We have a 1000kVA DG Set with 38 litre (16 cylinder Vee) displacement. We have another 1000kVA DG Set with 28 Litre (8 cylinder Inline) displacement.
The operators are telling that the 38 litre engine is performing better. Noise at high loads is much lesser and smoother. What could be the reason for this?
Is it advisable to specify the displacement of the engine along with kVA for procurement?
>We have a 1000kVA DG Set with 38 litre (16 cylinder Vee)
>displacement. We have another 1000kVA DG Set with 28 Litre
>(8 cylinder Inline) displacement.
What is the generator output of each diesel generator set when the operators are making these comments? Is the generator output of the two generator sets equal when the operators are making these observations? For example, are both generator sets running at 1000 kW, or at 800 kW? Or is one running at 950 kW and the other running at 875 kW?
What is the maximum output of each generator set--not the generator nameplate rating, but the nameplate rating of the generator set (the combined diesel engine AND generator)?

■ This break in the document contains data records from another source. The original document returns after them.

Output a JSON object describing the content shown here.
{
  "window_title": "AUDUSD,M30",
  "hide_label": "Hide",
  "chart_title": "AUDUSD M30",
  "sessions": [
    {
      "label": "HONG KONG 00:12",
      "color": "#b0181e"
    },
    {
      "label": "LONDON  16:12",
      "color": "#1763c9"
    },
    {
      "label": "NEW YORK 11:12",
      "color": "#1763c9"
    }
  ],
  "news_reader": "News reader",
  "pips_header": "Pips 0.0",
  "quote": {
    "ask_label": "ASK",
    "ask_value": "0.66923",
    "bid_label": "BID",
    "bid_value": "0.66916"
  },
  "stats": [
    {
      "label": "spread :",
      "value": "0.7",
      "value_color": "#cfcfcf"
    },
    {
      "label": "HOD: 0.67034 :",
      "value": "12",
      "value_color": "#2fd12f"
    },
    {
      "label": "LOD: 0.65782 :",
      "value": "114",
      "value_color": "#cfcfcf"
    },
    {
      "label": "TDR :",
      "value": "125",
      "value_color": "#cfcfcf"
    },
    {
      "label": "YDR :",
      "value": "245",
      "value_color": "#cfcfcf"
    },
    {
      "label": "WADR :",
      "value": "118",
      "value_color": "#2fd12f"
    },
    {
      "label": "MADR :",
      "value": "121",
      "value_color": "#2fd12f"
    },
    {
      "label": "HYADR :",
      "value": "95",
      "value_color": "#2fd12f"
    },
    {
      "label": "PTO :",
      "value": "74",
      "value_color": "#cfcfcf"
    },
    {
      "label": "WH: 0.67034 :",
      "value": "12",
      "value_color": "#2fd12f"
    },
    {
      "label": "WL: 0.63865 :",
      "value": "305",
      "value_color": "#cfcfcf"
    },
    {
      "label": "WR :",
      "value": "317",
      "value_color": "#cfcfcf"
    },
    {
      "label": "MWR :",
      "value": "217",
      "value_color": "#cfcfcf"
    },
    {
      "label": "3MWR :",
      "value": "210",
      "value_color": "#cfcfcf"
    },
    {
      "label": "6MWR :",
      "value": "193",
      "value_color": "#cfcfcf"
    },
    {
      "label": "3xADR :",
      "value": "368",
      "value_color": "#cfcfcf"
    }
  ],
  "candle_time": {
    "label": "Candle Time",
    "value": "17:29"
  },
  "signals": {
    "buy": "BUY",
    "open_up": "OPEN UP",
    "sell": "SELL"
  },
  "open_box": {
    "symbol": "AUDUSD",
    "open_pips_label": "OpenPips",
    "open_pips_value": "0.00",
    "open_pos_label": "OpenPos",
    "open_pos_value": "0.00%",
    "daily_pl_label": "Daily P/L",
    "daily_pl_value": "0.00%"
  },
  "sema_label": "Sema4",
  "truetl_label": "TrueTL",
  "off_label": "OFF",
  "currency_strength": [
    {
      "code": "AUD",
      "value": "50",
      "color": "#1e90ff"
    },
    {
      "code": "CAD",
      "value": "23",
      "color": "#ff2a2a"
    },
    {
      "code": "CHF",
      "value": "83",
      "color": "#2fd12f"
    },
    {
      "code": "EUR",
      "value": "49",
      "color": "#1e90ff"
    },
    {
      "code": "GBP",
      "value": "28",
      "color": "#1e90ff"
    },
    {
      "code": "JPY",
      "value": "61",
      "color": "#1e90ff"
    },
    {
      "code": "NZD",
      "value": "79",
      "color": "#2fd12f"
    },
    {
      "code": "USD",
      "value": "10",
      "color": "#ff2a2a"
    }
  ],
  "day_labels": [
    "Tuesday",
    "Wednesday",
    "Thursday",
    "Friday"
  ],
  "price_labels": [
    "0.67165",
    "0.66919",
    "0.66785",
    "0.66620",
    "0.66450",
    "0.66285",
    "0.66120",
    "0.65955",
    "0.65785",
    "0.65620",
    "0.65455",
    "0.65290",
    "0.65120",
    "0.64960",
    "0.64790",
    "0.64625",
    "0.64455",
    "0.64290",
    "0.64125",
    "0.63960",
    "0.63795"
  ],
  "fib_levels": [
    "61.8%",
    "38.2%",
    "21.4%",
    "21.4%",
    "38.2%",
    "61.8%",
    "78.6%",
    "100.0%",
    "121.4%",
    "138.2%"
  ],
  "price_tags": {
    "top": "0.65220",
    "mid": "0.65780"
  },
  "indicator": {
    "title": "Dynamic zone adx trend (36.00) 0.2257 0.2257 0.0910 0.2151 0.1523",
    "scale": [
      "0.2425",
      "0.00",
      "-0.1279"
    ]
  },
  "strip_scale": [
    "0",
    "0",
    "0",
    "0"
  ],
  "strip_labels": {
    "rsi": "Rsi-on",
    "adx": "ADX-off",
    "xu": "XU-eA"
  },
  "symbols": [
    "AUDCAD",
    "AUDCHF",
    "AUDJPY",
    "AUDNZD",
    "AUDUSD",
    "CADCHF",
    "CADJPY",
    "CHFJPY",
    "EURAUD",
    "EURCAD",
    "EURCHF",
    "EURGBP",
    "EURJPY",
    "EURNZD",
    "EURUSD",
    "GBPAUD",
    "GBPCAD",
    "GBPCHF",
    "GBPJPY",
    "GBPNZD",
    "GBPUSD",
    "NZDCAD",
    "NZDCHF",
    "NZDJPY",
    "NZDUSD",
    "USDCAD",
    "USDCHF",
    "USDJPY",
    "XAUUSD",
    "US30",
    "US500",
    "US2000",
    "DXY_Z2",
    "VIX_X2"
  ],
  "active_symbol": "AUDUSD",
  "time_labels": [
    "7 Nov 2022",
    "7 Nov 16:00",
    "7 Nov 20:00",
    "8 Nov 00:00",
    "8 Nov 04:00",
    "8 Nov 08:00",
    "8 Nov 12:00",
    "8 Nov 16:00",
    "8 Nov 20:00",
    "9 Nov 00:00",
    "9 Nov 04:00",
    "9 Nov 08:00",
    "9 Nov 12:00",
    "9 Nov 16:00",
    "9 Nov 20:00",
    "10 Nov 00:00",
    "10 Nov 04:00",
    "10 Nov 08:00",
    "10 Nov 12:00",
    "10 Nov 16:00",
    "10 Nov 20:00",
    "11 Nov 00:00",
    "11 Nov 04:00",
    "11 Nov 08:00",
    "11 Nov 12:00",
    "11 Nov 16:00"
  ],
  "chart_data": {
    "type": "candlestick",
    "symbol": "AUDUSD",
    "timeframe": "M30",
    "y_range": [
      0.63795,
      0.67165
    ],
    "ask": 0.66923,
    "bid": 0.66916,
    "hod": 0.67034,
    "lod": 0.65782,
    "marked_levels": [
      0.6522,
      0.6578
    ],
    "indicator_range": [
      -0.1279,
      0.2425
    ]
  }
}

A diesel generator set uses the diesel engine as the prime mover (the "driver") for the generator. Every generator prime mover has its own power rating--independent of the generator rating.
What is the horsepower (or equivalent) ratings of EACH of the two diesel engines?
It is very common for generator set packagers to use prime movers that are rated higher or lower than the generator nameplate rating (many diesels are rated in horsepower and/or kilowatts, or some equivalent value that can be converted to other engineering units). There are various reasons for doing this, but one of them is that it's customary for generator set packagers to use generators that are rated slightly higher than the prime mover--so that the prime mover can provide it's maximum power to the generator. (This means the rated output of the generator set (the combined prime mover and generator) will be LESS THAN the nameplate rating of the generator, and most likely equal to the nameplate rating of the prime mover (the diesel engine in your case.)
If the prime mover output was rated higher than the generator output then it would be necessary to limit the diesel engine's power output in order to protect the generator from excessive load (and the heat that causes in the generator).
Also, sometimes the coupling used between the prime mover and the generator can be the limiting factor--it might be rated for less than either the prime mover's output or the generator's output, and in that case the prime mover's output would have to again be limited to protect, in this case, the load coupling.
Using prime movers that are rated for more than the load coupling or the generator means that the full capability of the prime mover can't be utilized without possibly damaging the load coupling or the generator (depending on the ratings of the two). So, that's generally not done--but is does happen on occasion.
Displacement is important, but it's not the only factor to be considered when analyzing the power output of a diesel generator set. The exact same engine (by displacement), equipped with different intake and exhaust equipment, can produce more or less power (be more or less efficient).
It's likely you will find--and hopefully share with us--that the ratings of the two diesels are different, AND that the ratings of the two generator sets (the combined diesel engine AND generator) are also different--even if the nameplate ratings of the two generators are identical.
Please write back to let us know what you find.
It turns out that the old engine is Cummins KTA3067 (This model no. is not being followed now -but identical engine with different model no. exists) which has 50 litre displacement and is rated 1000kW. It is coupled to a 1000kVA alternator. So when the people concerned wanted to buy a standby to this one, they simply gave the requirement as 1000kVA without any data on the load profile etc. They got a Perkins 4008 from the market against this specification.
However, the abnormal noise was being caused by some reason which has nothing to do with the capacity etc. Air was being sucked in the fuel line and this was causing the abnormal noise. Once the fuel line was fixed, noise became normal.
The brief answer to your question above is the V configuration allows half of the pistons to cycle along a plane which is roughly 90 degree different from the other half of the pistons which allows significant cancelling out of forces and a smoother longer lasting engine.
>The operators are telling that the 38 litre engine is
>performing better. Noise at high loads is much lesser and
>smoother. What could be the reason for this?
Hope that helps,